UN predicts there will be up to 50 million 'climate refugees' by next year
I must confess: I was one of them. It's not that I don't love nature - some of my happiest moments have happened while I trekked down a muddy forest trial or waded in a river somewhere faraway. I've hugged trees in Cuba, explored caves in the Pantanal, camped on a treetop in the Amazon. But I will admit that I was one of those people that always saw environmental activism as somewhat of a luxury. Why would I fight against the extinction of whales or butterflies when so many people were dying from hunger and violence?
Today I have my answer. I just got back from from Eugene, Oregon, a charming city of 150,000 known for its hippies, progressive politics, and astounding natural beauty. I travelled there with Kelly Matheson to attend the Environmental Law Alliance Worldwide (ELAW) and the Public Interest Environmental Law Conference (PIELC) - two meetings that bring together lawyers, environmentalists, and activists from around the world.
What I learned very quickly is this: environmental rights are human rights.
Take it from the small island of Kivalina, off the coast of Alaska, which will be completely underwater within the next 2-3 years because of the melting polar ice caps that are causing the ocean's tides to rise much quicker than anyone expected. Kivalina's 377 Inupiat residents depend on the ice sheets that surround the island to hunt and to protect them from harsh winter storms. Before global warming, they were able to go out on these ice sheets and hunt from December through May (and then store food for the rest of the year). Today, they can only do that between December and February...and soon not even that. This video by TITVWeekly contains testimonies and footage shot by local residents in the past months:
Last year, the city of Kivalina filed an unprecedented lawsuit against the 24 largest emitters of greenhouse gases in the US, including Exxon Mobil, eight other oil companies, 14 power companies, and one coal company. They claim that the large amounts of greenhouse gases emitted by these companies over the years contributed to the climate crisis that's threatening their island's existence. And they're asking for the companies to cover the cost of relocating the entire community to a safe place, which could run up to $400 million (read the full case statement here).

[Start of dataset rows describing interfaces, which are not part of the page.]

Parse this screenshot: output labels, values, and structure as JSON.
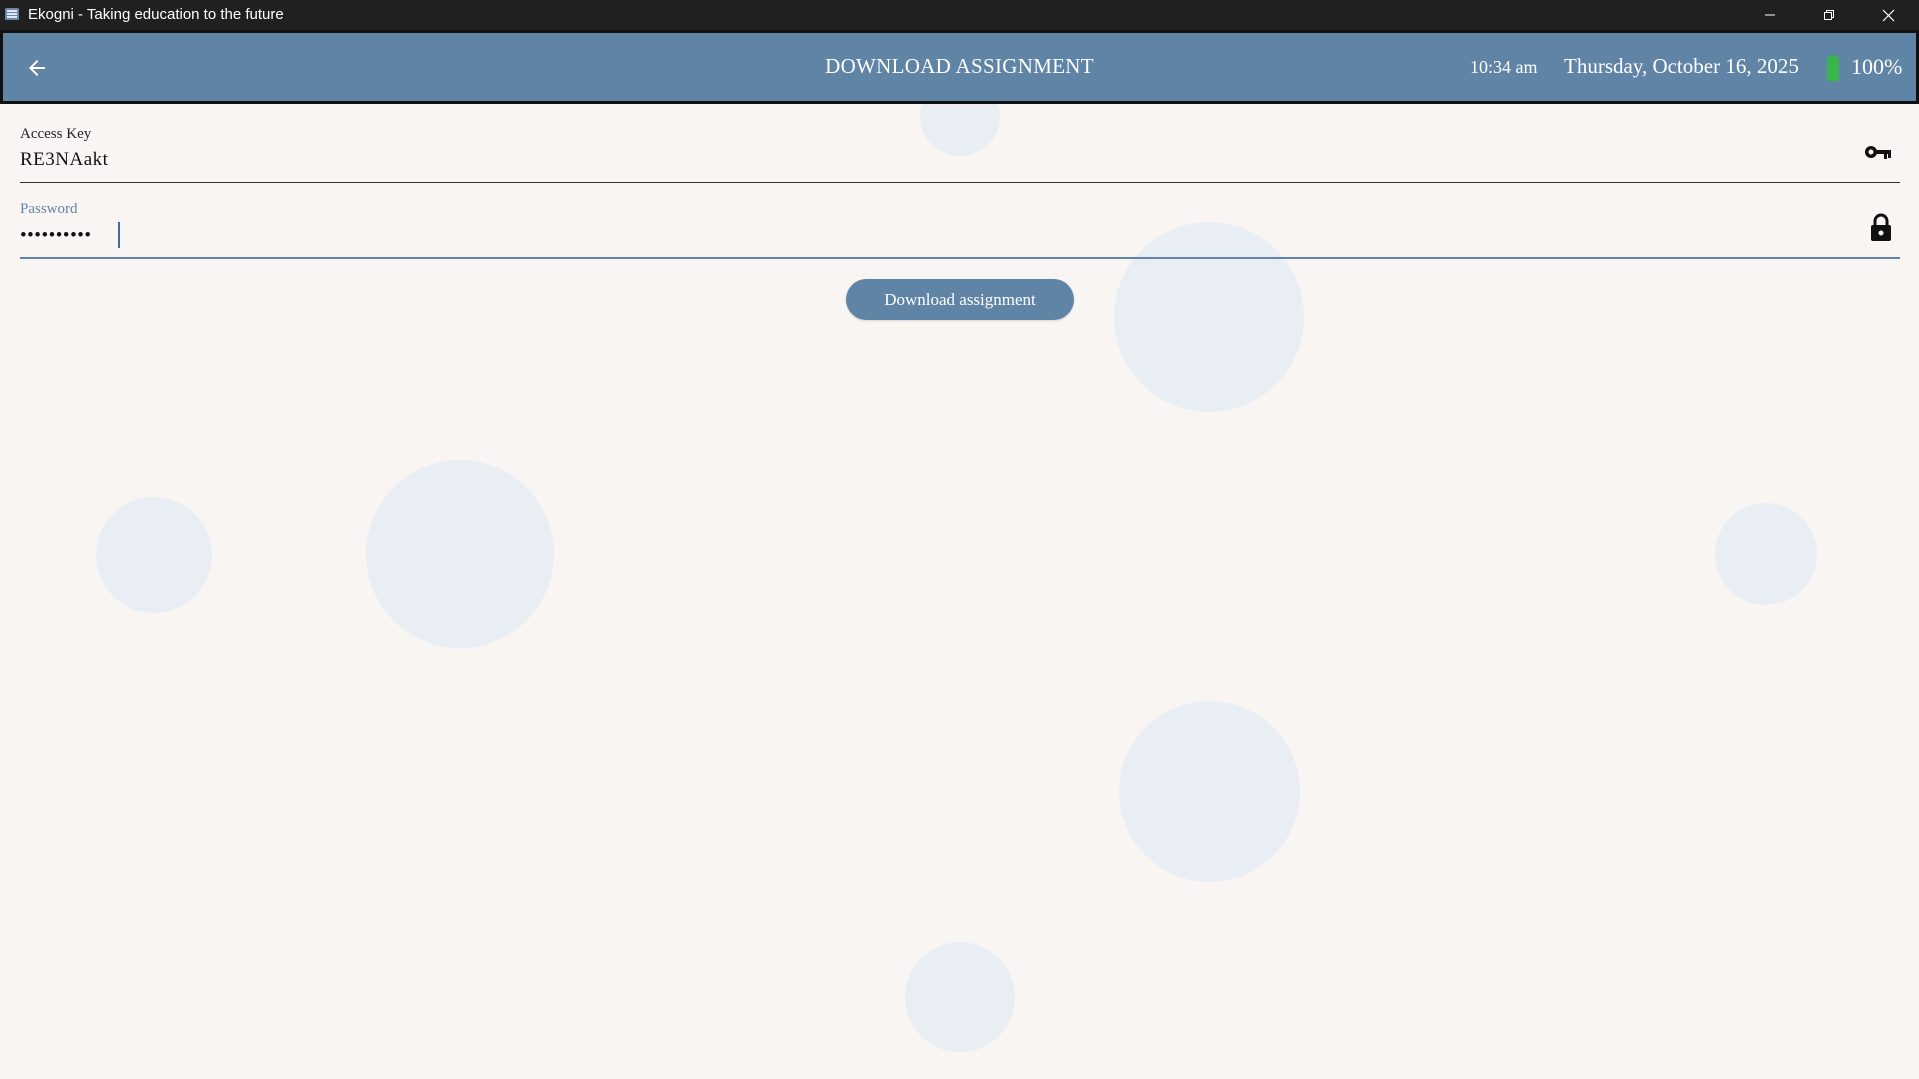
{
  "window": {
    "title": "Ekogni - Taking education to the future",
    "app_icon": "ekogni-app-icon",
    "controls": [
      "minimize-icon",
      "restore-icon",
      "close-icon"
    ]
  },
  "header": {
    "back_icon": "arrow-left-icon",
    "title": "DOWNLOAD ASSIGNMENT",
    "time": "10:34 am",
    "date": "Thursday, October 16, 2025",
    "battery_icon": "battery-icon",
    "battery_percent": "100%",
    "battery_level": 1.0,
    "battery_color": "#3ab54a"
  },
  "form": {
    "access_key": {
      "label": "Access Key",
      "value": "RE3NAakt",
      "icon": "key-icon"
    },
    "password": {
      "label": "Password",
      "value": "••••••••••",
      "icon": "lock-icon",
      "focused": true
    },
    "download_button": {
      "label": "Download assignment"
    }
  },
  "colors": {
    "accent": "#6084a6",
    "background": "#f8f5f2",
    "bubble": "#e9eef5",
    "titlebar": "#202020"
  }
}
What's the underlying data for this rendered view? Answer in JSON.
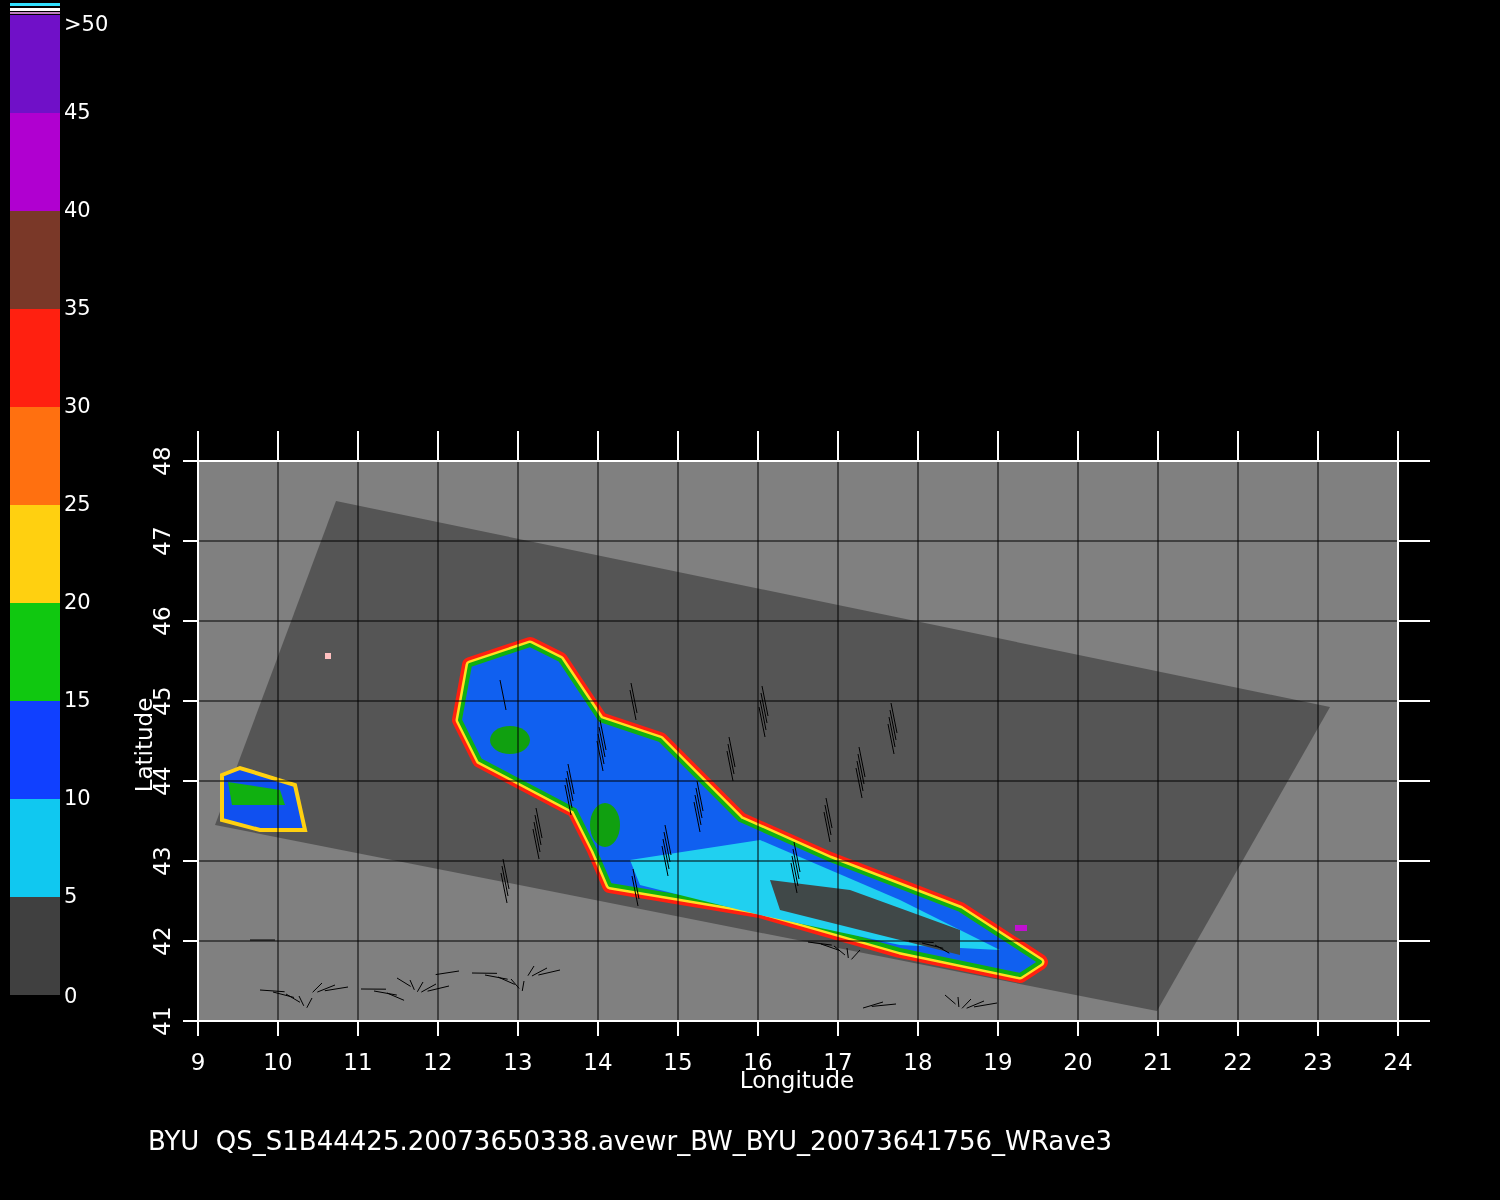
{
  "colorbar": {
    "segments": [
      {
        "label": ">50",
        "color": "#7010c8"
      },
      {
        "label": "45",
        "color": "#b000d0"
      },
      {
        "label": "40",
        "color": "#7a3828"
      },
      {
        "label": "35",
        "color": "#ff2010"
      },
      {
        "label": "30",
        "color": "#ff7010"
      },
      {
        "label": "25",
        "color": "#ffd010"
      },
      {
        "label": "20",
        "color": "#10c810"
      },
      {
        "label": "15",
        "color": "#1040ff"
      },
      {
        "label": "10",
        "color": "#10c8f0"
      },
      {
        "label": "5",
        "color": "#404040"
      }
    ],
    "min_label": "0"
  },
  "plot": {
    "longitude_ticks": [
      "9",
      "10",
      "11",
      "12",
      "13",
      "14",
      "15",
      "16",
      "17",
      "18",
      "19",
      "20",
      "21",
      "22",
      "23",
      "24"
    ],
    "latitude_ticks": [
      "41",
      "42",
      "43",
      "44",
      "45",
      "46",
      "47",
      "48"
    ],
    "xlabel": "Longitude",
    "ylabel": "Latitude"
  },
  "caption": "BYU  QS_S1B44425.20073650338.avewr_BW_BYU_20073641756_WRave3"
}
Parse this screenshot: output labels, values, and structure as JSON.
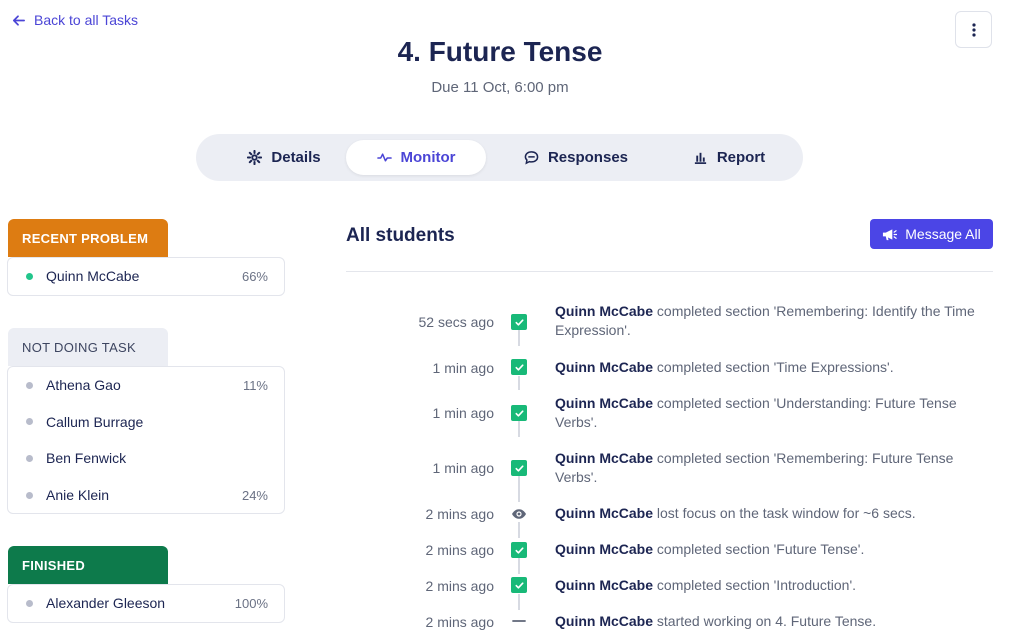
{
  "header": {
    "back_label": "Back to all Tasks",
    "title": "4. Future Tense",
    "due": "Due 11 Oct, 6:00 pm"
  },
  "tabs": [
    {
      "label": "Details",
      "icon": "gear-icon"
    },
    {
      "label": "Monitor",
      "icon": "activity-icon",
      "active": true
    },
    {
      "label": "Responses",
      "icon": "chat-icon"
    },
    {
      "label": "Report",
      "icon": "bar-chart-icon"
    }
  ],
  "groups": {
    "recent": {
      "title": "RECENT PROBLEM",
      "students": [
        {
          "name": "Quinn McCabe",
          "pct": "66%"
        }
      ]
    },
    "not_doing": {
      "title": "NOT DOING TASK",
      "students": [
        {
          "name": "Athena Gao",
          "pct": "11%"
        },
        {
          "name": "Callum Burrage",
          "pct": ""
        },
        {
          "name": "Ben Fenwick",
          "pct": ""
        },
        {
          "name": "Anie Klein",
          "pct": "24%"
        }
      ]
    },
    "finished": {
      "title": "FINISHED",
      "students": [
        {
          "name": "Alexander Gleeson",
          "pct": "100%"
        }
      ]
    }
  },
  "main": {
    "title": "All students",
    "message_all_label": "Message All"
  },
  "activity": [
    {
      "time": "52 secs ago",
      "icon": "check-icon",
      "student": "Quinn McCabe",
      "text": " completed section 'Remembering: Identify the Time Expression'."
    },
    {
      "time": "1 min ago",
      "icon": "check-icon",
      "student": "Quinn McCabe",
      "text": " completed section 'Time Expressions'."
    },
    {
      "time": "1 min ago",
      "icon": "check-icon",
      "student": "Quinn McCabe",
      "text": " completed section 'Understanding: Future Tense Verbs'."
    },
    {
      "time": "1 min ago",
      "icon": "check-icon",
      "student": "Quinn McCabe",
      "text": " completed section 'Remembering: Future Tense Verbs'."
    },
    {
      "time": "2 mins ago",
      "icon": "eye-icon",
      "student": "Quinn McCabe",
      "text": " lost focus on the task window for ~6 secs."
    },
    {
      "time": "2 mins ago",
      "icon": "check-icon",
      "student": "Quinn McCabe",
      "text": " completed section 'Future Tense'."
    },
    {
      "time": "2 mins ago",
      "icon": "check-icon",
      "student": "Quinn McCabe",
      "text": " completed section 'Introduction'."
    },
    {
      "time": "2 mins ago",
      "icon": "dash-icon",
      "student": "Quinn McCabe",
      "text": " started working on 4. Future Tense."
    }
  ],
  "colors": {
    "accent": "#4b45d6",
    "recent_problem": "#dd7c12",
    "finished": "#0d7a4b",
    "active_dot": "#22c58b",
    "inactive_dot": "#b8bccb",
    "check": "#18b978"
  }
}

Kivalina's residents are climate refugees - or people who are or will be displaced from their homes because of environmental disasters induced by climate change. The UN estimates that there will be 50 million climate refugees by 2010 - that's next year. According to the UN High Commissioner for Refugees, this number could reach 1 billion by 2050. Think Hurricane Katrina to the tenth power.
So while it may seem that some environmentalists (especially those in richer countries) are focusing on saving the whales and butterflies for the sake of nature itself, hundreds of communities from around the world are fighting to save the whales and butterflies for the sake of the people that depend on them to live, as the Chilean lawyer Fernando Dougnac so beautifully stated. These are families fighting for their land and livelihoods against the power oil companies and other extractive industries like mining and timber. Or those fighting privatization efforts to guarantee their basic right to water, like the communities we're partnering with in El Salvador on the El Agua Es Nuestra campaign.
One inspiring example of resistance is the story of Pablo Fajardo, an Ecuadorean community activist turned lawyer who has spent the past 15 years helping his community fight a case against ChevronTexaco, who they claim have spilled more than 17 billion gallons of oil in their backyards without accepting responsibility, compensating the families, or cleaning the damaged rivers and lakes. Here's an Amazonwatch video on the case, which continues to navigate a complex legal maze in the courts of New York and Quito:
After meeting with Pablo and so many others at the ELAW/PIELC conferences, I write you today duly rehabilitated and fully converted. Somewhat embarrassed by my past ignorance, but completely invigorated by the enormity of the task that lies ahead. Many scientists believe the tipping point for the climate crisis is 2012, which leaves us three years to make some pretty radical changes.
"Environmental rights and human rights are one in the same..." - I've heard it over and over again in the past couple of days. To live, we need quality air, water, and land...butterflies and all. Sounds pretty obvious now that I think about it....
Stay tuned for more: we brought back interviews with some of the best and brightest of the ELAW/PIELC, including Pablo Fajardo and many others. Check into the Hub around Earth Day for the full package!